PrimePart Plus (PA 2221) represents a breakthrough in polymer development, as significantly more of the material can be recycled after it has previously been in the build chamber of an EOS machine, says the company. Such material has undergone elevated temperatures but has not been laser-sintered, which is to say it occupied the spaces around and within the final components.
Conventional plastic materials are usually refreshed for the next build cycle with 50 per cent or more new powder, whereas for PA 2221 the figure is 30 per cent. The result is a considerable saving in the amount of powder that has to be scrapped. The technical performance of the finished plastic parts is not diminished and the overall key performance indicators achieved are only slightly lower than those of the established EOS powder, polyamide 12-based PA 2200.
The second plastic material, PA 1101, is a natural-colored polyamide 11 characterised by high elongation at break and good impact resistance combined with a balanced performance profile. Less non-renewable resources are used in the production of this material compared with polyamide 12.
The material is particularly suitable for applications where the finished product contains functional elements that require high material ductility, such as integral hinges, as well as for parts that need high impact resistance. Another typical application for this material is in the series production of components used in passenger cars, for example, where it is important that the parts do not chip.
Peter Klink, EVP Sales at EOS in Germany said: "Our customers expect material solutions that support the ever widening range of applications in the best possible way.
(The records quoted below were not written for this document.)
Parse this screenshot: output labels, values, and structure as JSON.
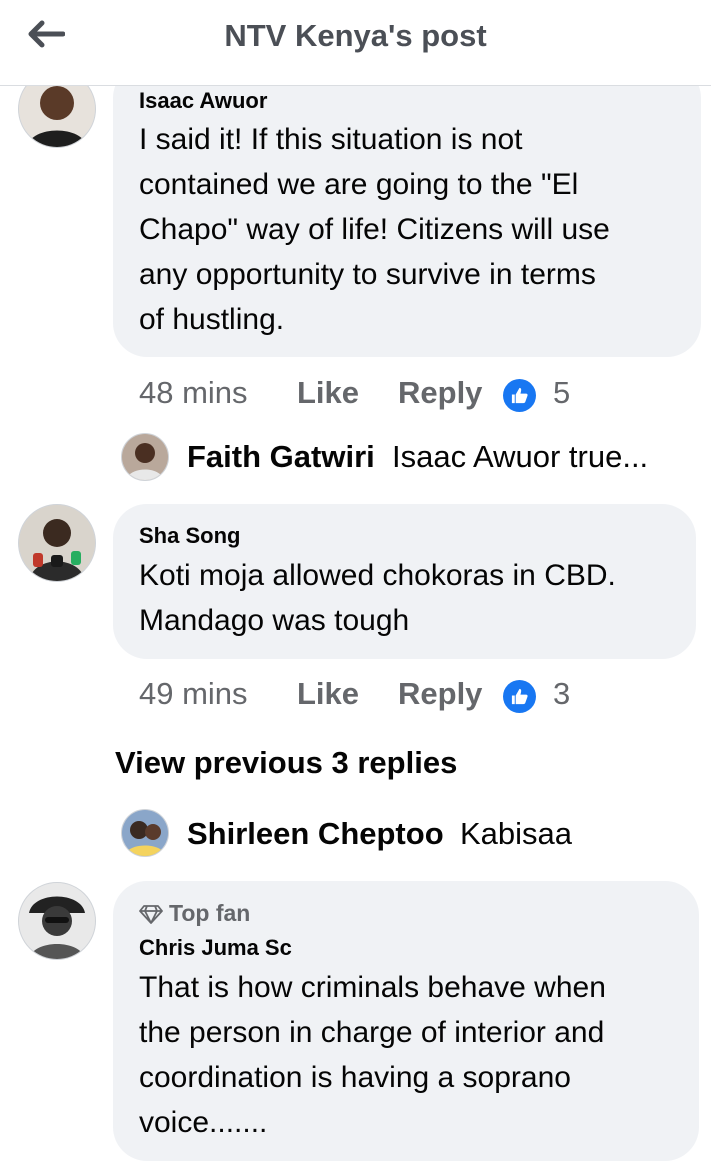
{
  "header": {
    "title": "NTV Kenya's post"
  },
  "comments": [
    {
      "author": "Isaac Awuor",
      "lines": [
        "I said it! If this situation is not",
        "contained we are going to the \"El",
        "Chapo\" way of life!  Citizens will use",
        "any opportunity to survive in terms",
        "of hustling."
      ],
      "time": "48 mins",
      "like": "Like",
      "reply": "Reply",
      "reactions": "5"
    },
    {
      "author": "Sha Song",
      "lines": [
        "Koti moja allowed chokoras in CBD.",
        "Mandago was tough"
      ],
      "time": "49 mins",
      "like": "Like",
      "reply": "Reply",
      "reactions": "3"
    },
    {
      "badge": "Top fan",
      "author": "Chris Juma Sc",
      "lines": [
        "That is how criminals behave when",
        "the person in charge of  interior and",
        "coordination is having a soprano",
        "voice......."
      ]
    }
  ],
  "replies": [
    {
      "name": "Faith Gatwiri",
      "text": "Isaac Awuor true..."
    },
    {
      "name": "Shirleen Cheptoo",
      "text": "Kabisaa"
    }
  ],
  "view_previous": "View previous 3 replies",
  "colors": {
    "accent": "#1877f2",
    "bubble": "#f0f2f5",
    "meta": "#65676b"
  }
}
"These two new plastic materials used in our FORMIGA and EOSINT P-series machines allow components to be manufactured even more efficiently by laser-sintering.
"With PA 1101, we have been able to extend significantly our portfolio of plastic materials, previously dominated by polyamide 12. We are looking forward to developing new and exciting applications which have not been possible with the materials available so far."